    Flip a baking sheet upside down and line it with parchment paper. Set aside.

    Brush each round with the Romal - really slather the sauce on, it will keep your hands from sticking to the dough!

    Dip your fingers in the sauce and dimple the rounds down to form two ovals with lengthwise furrows. Transfer each to one half of the prepared baking sheet.
    Nan e Barbari (Persian Flatbread) - Bread Baking Babes |
    Liberally brush ovals with the sauce once more and sprinkle with whichever type of seeds you are using. Allow the dough to stand for about 30 minutes.

    Baking in an oven:
    While your dough is standing, preheat the oven to 375° F. Once the dough has finished resting, gently lift and stretch the ovals again, taking care not to deflate them. When doing this step, wet your hands slightly (use the Romal if you have some left), and gently pull using the tops of your hands (palms down). Slide the sheet into the oven and bake for 30 minutes.

    I think that baking the loaves makes them look quite anemic, as traditionally they are baked in a grill or barbecue, which seems to give them a beautiful golden color. If you are able to bake them this way, I'd recommend it (instructions follow).

    Baking on a grill or barbecue:
    Put a stone into the barbecue and preheat it to high. Before putting them onto the stone, pull each oval with your hands to lengthen it (using same method as above).

    Slide the dough onto the hot stone (parchment and all). Move the stone over to cook the bread on indirect heat. Close the barbecue lid. Every so often turn the bread around to account for uneven heat in the barbecue. Cook the bread until it is golden, about 15 minutes.

    Serve warm, preferably as an accompaniment to a meal of meats, kabobs, and thickly cut vegetable salads.

    These loaves are based on this Barbari Bread.
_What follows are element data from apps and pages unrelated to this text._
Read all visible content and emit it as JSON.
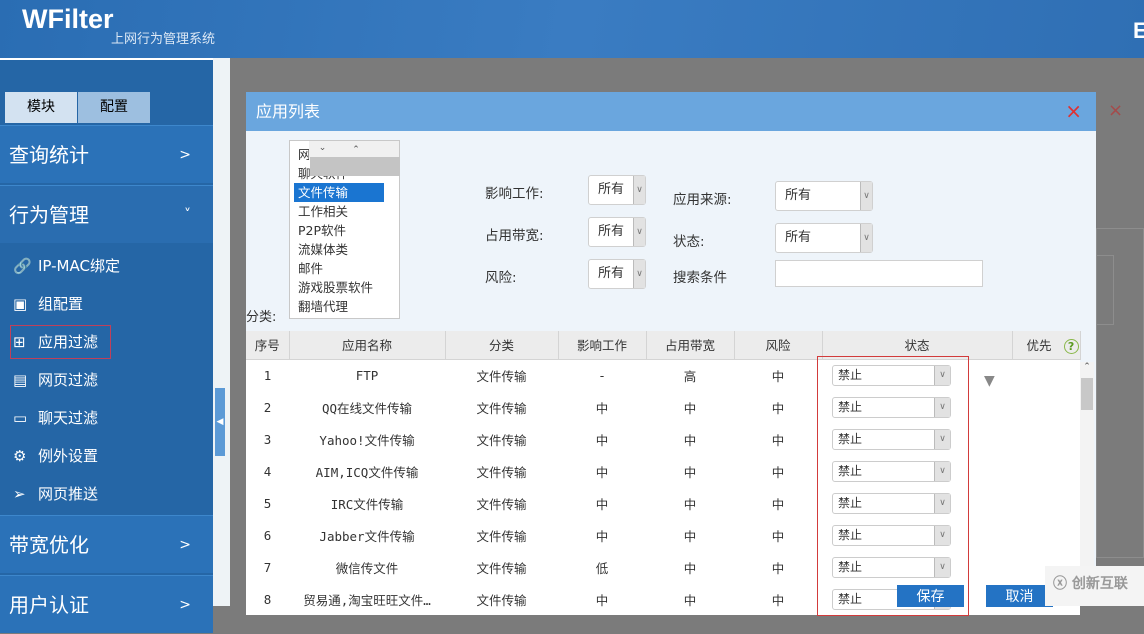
{
  "header": {
    "logo": "WFilter",
    "subtitle": "上网行为管理系统",
    "right_fragment": "E"
  },
  "sidebar": {
    "tabs": [
      "模块",
      "配置"
    ],
    "sections": [
      {
        "label": "查询统计",
        "chev": ">"
      },
      {
        "label": "行为管理",
        "chev": "˅"
      },
      {
        "label": "带宽优化",
        "chev": ">"
      },
      {
        "label": "用户认证",
        "chev": ">"
      }
    ],
    "items": [
      {
        "label": "IP-MAC绑定",
        "icon": "link-icon"
      },
      {
        "label": "组配置",
        "icon": "group-card-icon"
      },
      {
        "label": "应用过滤",
        "icon": "apps-grid-icon"
      },
      {
        "label": "网页过滤",
        "icon": "webpage-icon"
      },
      {
        "label": "聊天过滤",
        "icon": "chat-icon"
      },
      {
        "label": "例外设置",
        "icon": "gear-icon"
      },
      {
        "label": "网页推送",
        "icon": "send-icon"
      }
    ]
  },
  "dialog": {
    "title": "应用列表",
    "close": "×",
    "category_label": "分类:",
    "categories": [
      "网页浏览",
      "聊天软件",
      "文件传输",
      "工作相关",
      "P2P软件",
      "流媒体类",
      "邮件",
      "游戏股票软件",
      "翻墙代理"
    ],
    "selected_category": "文件传输",
    "filters": {
      "impact_label": "影响工作:",
      "impact": "所有",
      "bandwidth_label": "占用带宽:",
      "bandwidth": "所有",
      "risk_label": "风险:",
      "risk": "所有",
      "source_label": "应用来源:",
      "source": "所有",
      "status_label": "状态:",
      "status": "所有",
      "search_label": "搜索条件",
      "search_value": ""
    },
    "columns": [
      "序号",
      "应用名称",
      "分类",
      "影响工作",
      "占用带宽",
      "风险",
      "状态",
      "优先"
    ],
    "rows": [
      [
        "1",
        "FTP",
        "文件传输",
        "-",
        "高",
        "中",
        "禁止"
      ],
      [
        "2",
        "QQ在线文件传输",
        "文件传输",
        "中",
        "中",
        "中",
        "禁止"
      ],
      [
        "3",
        "Yahoo!文件传输",
        "文件传输",
        "中",
        "中",
        "中",
        "禁止"
      ],
      [
        "4",
        "AIM,ICQ文件传输",
        "文件传输",
        "中",
        "中",
        "中",
        "禁止"
      ],
      [
        "5",
        "IRC文件传输",
        "文件传输",
        "中",
        "中",
        "中",
        "禁止"
      ],
      [
        "6",
        "Jabber文件传输",
        "文件传输",
        "中",
        "中",
        "中",
        "禁止"
      ],
      [
        "7",
        "微信传文件",
        "文件传输",
        "低",
        "中",
        "中",
        "禁止"
      ],
      [
        "8",
        "贸易通,淘宝旺旺文件…",
        "文件传输",
        "中",
        "中",
        "中",
        "禁止"
      ]
    ],
    "help": "?",
    "save": "保存",
    "cancel": "取消"
  },
  "watermark": "创新互联",
  "background_close": "×"
}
To see these done cooked on a barbecue, check out Elizabeth's post on blog from OUR kitchen.
    Nan e Barbari (Persian Flatbread) - Bread Baking Babes |

    The Bread Baking Babes are:   Bake My Day - Karenblog from OUR kitchen - ElizabethFeeding my Enthusiasms - Pat/Ellegirlichef  - HeatherLife's a Feast - JamieLiving in the Kitchen with Puppies - NatashyaLucullian Delights - IlvaMy Kitchen In Half Cups - TannaNotitie Van Lien - LienPaulchen's Foodblog - AstridProvecho Peru - GretchenThyme for Cooking - Katie (Bitchin’ Bread Baking Babe Bibliothécaire)

    The Bread Baking Buddies are: YOU!

    If you'd like to bake along as a buddy this month, head on over to the hosting Babe's kitchen for this month (Elizabeth at blog from OUR kitchen) for the base recipe (you're welcome to adapt) and any special instructions.  Then send her your post by the 28th to receive your buddy badge and be included in the Bread Baking Buddy roundup.  I hope you join us!

    I am also sending this post over to Susan's Yeastspotting